With each ending comes a new beginning. A marriage ended, raising babies ended, and our 100-year-old family dairy business ended.
What’s next? Where to go from here? What new beginning lies ahead?
I knew I wasn’t the first 50-year-old to start over. That didn’t make it any less scary, especially now that I had to do it alone, but it had to be done. It had to be figured out. After all, there were still people depending on me.
With my two youngest children still in college and nothing to milk, I needed to make some money. But mostly, I needed to have people around. I wondered if that old barn in my back yard could be used for boarding horses and if anyone would come if I opened it up. It didn’t take long to find the answer. I soon started construction on a second barn, and then, a few years later, the third.
A man can spend his life questioning a lot of things. I know I have. But the one thing I have never questioned– the one thing I have always been certain of– even from my earliest days, is how blessed I am and how little I deserve it.
It was with those blessings in mind that this farm business to expanded into horse boarding. Miles of trails throughout this 1,000-acre property has allowed me to share in those blessings. An occasional benefit ride for a kid with cancer or someone who has fallen on hard times because of death or circumstances beyond their control, has lessened the guilt of being wealthy.
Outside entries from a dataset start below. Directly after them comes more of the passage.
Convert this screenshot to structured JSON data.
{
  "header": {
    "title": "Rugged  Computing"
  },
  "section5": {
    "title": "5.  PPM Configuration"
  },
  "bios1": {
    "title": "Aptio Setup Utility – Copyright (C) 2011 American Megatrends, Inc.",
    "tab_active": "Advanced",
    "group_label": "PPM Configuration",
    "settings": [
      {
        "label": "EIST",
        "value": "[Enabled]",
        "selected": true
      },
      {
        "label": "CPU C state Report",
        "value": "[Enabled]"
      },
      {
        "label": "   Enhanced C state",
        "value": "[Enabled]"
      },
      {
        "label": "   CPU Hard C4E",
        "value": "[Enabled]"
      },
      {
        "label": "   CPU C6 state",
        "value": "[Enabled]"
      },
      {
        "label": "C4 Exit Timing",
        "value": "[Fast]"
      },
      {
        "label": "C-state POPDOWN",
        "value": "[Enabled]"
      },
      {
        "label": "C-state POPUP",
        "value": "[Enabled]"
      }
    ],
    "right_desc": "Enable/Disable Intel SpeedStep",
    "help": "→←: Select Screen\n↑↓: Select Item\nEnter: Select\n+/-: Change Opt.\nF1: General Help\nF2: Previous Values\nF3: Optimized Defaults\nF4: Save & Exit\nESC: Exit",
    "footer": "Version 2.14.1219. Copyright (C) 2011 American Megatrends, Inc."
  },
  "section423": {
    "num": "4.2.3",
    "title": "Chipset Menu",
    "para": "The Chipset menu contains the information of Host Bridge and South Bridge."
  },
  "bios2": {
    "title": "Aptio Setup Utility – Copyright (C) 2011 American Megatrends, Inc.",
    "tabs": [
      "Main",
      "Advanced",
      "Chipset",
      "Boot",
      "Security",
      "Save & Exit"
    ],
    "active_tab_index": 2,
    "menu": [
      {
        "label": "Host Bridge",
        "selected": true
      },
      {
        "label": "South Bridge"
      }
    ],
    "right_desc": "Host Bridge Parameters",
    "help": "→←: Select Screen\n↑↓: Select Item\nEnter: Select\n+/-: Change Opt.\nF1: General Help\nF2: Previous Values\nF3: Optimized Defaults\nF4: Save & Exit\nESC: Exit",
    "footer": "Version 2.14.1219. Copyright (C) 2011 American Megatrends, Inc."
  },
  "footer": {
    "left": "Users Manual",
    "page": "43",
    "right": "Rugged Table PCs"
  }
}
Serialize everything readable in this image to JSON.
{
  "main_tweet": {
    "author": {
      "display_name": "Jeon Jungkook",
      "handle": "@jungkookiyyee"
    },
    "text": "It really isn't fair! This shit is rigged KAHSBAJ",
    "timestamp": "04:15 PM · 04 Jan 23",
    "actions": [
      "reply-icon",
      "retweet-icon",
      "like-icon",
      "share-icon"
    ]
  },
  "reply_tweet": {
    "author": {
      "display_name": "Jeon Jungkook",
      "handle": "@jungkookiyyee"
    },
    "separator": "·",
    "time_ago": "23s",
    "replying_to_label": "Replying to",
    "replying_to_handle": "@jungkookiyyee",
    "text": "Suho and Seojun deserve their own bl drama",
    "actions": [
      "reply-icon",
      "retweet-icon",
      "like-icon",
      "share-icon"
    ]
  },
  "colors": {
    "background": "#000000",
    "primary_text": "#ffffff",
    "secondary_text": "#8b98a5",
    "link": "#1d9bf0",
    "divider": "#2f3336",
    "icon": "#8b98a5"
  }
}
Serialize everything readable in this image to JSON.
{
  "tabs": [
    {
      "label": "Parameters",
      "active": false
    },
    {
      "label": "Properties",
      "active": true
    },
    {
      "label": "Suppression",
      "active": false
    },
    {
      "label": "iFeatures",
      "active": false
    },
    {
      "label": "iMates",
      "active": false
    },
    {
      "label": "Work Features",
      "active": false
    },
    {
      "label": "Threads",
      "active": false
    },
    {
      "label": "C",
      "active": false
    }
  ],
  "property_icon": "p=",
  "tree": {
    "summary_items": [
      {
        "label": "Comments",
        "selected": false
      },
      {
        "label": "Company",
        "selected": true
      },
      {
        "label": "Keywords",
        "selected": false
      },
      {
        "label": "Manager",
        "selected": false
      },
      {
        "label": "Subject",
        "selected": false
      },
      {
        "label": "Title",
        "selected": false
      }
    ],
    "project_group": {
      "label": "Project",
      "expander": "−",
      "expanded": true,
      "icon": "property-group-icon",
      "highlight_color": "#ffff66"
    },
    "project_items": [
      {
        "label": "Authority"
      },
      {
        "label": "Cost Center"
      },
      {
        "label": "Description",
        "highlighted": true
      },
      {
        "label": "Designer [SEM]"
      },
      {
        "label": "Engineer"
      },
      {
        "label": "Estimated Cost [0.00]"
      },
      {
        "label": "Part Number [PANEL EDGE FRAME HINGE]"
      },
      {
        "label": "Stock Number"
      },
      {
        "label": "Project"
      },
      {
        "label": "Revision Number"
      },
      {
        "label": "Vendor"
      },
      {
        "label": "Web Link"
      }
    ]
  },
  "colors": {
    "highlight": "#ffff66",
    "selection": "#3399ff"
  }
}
Not the type of wealth that comes from having a full bank account. (This is a farm–that ain’t happening.) But the kind of wealth that allows you to live like you want to, in a place that you love, making new friends as someone tacks up here for the first time and says, “Wow, this is a nice place!”–and you wonder what you did to deserve it.
Randy Bearden, of Shel-Clair Farms, first published on Facebook